For trading decisions, the CNN Fear & Greed Index offers clear actionable insights. High levels of greed might prompt you to adopt a cautious approach, possibly locking in profits or setting tighter stop losses. Conversely, heightened fear levels could hint at buying opportunities, as markets often rebound when fear subsides.


Why Sentiment Matters: Understanding market sentiment is crucial in 2024's cautious economic climate. Sentiment indicators reveal the collective emotions driving market behavior, helping you avoid emotionally-driven decisions that can lead to losses. Refine your strategy with insights from the best stock advisors and stock analysis.

Integrating sentiment indicators within your comprehensive trading plan is crucial to forming a robust strategy. These indicators, combined with technical analysis and other tools, can offer you a more complete picture of the markets. This multi-faceted approach prevents you from relying too heavily on one type of data, helping you make more informed decisions.

Imagine you are trading a stock that recently showed a high level of bullish sentiment through social media chatter and news articles. While sentiment is high, you notice through technical analysis that the stock is approaching a resistance level. Here, sentiment indicators have alerted you to the market's mood, while technical analysis helps you pinpoint an optimal entry or exit point.

Consider the case of an experienced trader who successfully navigated a volatile crypto market. By monitoring sentiment indicators, they observed an excessive number of positive posts and news on a particular cryptocurrency. However, through technical analysis, they identified overbought signals, suggesting a potential price correction. Armed with this information, the trader timed their exit perfectly, avoiding the subsequent price drop.

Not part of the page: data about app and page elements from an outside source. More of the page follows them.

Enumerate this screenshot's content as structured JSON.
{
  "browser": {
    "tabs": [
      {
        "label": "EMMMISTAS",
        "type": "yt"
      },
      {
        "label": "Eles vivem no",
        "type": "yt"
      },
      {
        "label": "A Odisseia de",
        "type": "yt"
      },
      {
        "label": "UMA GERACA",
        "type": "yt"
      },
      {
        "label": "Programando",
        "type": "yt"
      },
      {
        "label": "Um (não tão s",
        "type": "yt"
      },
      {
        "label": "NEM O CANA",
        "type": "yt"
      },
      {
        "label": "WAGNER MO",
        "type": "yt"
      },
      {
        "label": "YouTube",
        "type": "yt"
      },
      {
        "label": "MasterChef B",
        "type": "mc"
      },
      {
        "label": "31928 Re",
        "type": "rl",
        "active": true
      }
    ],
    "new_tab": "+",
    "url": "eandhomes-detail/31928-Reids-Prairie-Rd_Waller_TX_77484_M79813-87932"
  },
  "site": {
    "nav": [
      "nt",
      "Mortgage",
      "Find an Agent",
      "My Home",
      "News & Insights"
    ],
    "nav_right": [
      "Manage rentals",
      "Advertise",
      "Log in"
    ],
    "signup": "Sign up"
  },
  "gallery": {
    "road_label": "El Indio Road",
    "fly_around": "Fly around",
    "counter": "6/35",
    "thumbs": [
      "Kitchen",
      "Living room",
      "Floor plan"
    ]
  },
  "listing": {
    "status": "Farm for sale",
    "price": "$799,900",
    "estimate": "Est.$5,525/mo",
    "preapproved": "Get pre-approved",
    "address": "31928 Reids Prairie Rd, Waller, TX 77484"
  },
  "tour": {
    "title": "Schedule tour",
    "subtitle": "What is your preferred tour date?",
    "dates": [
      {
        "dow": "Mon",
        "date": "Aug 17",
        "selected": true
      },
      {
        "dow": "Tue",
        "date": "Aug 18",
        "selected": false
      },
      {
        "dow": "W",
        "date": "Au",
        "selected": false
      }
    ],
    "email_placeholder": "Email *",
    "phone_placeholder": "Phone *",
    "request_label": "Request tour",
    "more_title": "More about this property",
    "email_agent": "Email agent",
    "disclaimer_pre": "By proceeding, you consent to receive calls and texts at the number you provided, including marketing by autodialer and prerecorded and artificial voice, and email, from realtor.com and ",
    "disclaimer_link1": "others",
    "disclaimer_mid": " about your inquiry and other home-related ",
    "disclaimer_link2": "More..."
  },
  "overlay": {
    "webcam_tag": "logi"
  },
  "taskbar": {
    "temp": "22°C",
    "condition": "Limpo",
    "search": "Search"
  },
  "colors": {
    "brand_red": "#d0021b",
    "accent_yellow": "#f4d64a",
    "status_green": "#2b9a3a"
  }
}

When incorporating sentiment indicators into your strategy, be cautious of common pitfalls. One major mistake is over-relying on sentiment without considering broader market conditions. For instance, during a market downturn, overwhelmingly positive sentiment towards a specific stock might mislead you into making a poor investment decision. Always balance sentiment insights with technical data, fundamental analysis, and the overarching market context.

To achieve this balance, diversify your information sources. Use sentiment indicators to gauge market mood, but let technical analysis guide your trading actions. Regularly cross-check sentiment data with economic indicators, company earnings reports, and global market trends to ensure a well-rounded strategy.

Here are some actionable tips to refine your trading strategy:

  • Always verify sentiment signals with technical indicators before making a trade.
  • Stay updated with market news and global economic events to understand the larger picture.
  • Maintain a trading journal to track your trades, noting the role sentiment indicators played and the outcomes of each decision.
  • Continuously educate yourself on new sentiment analysis tools and techniques to stay ahead.

Your ambition to become a more disciplined, insightful, and successful trader starts with mastering the use of sentiment indicators. By continuously refining your strategies based on evolving market sentiments and technical developments, you can enhance your trading acumen and achieve better results. Remember, the market is dynamic, and so should be your approach to trading.


Indicator Insights: The CBOE Put-Call Ratio measures market expectations via options activity, historically reliable for gauging market swings. The AAII Sentiment Survey tracks individual investor moods, while the NAAIM Index monitors professional managers' equity exposure. Learn more from investment advice sites and stock research sites.

Explore More Insights on Trading and Investing:

Our Commitment to Savvy Long-term Investing. Explore some of our prime resources: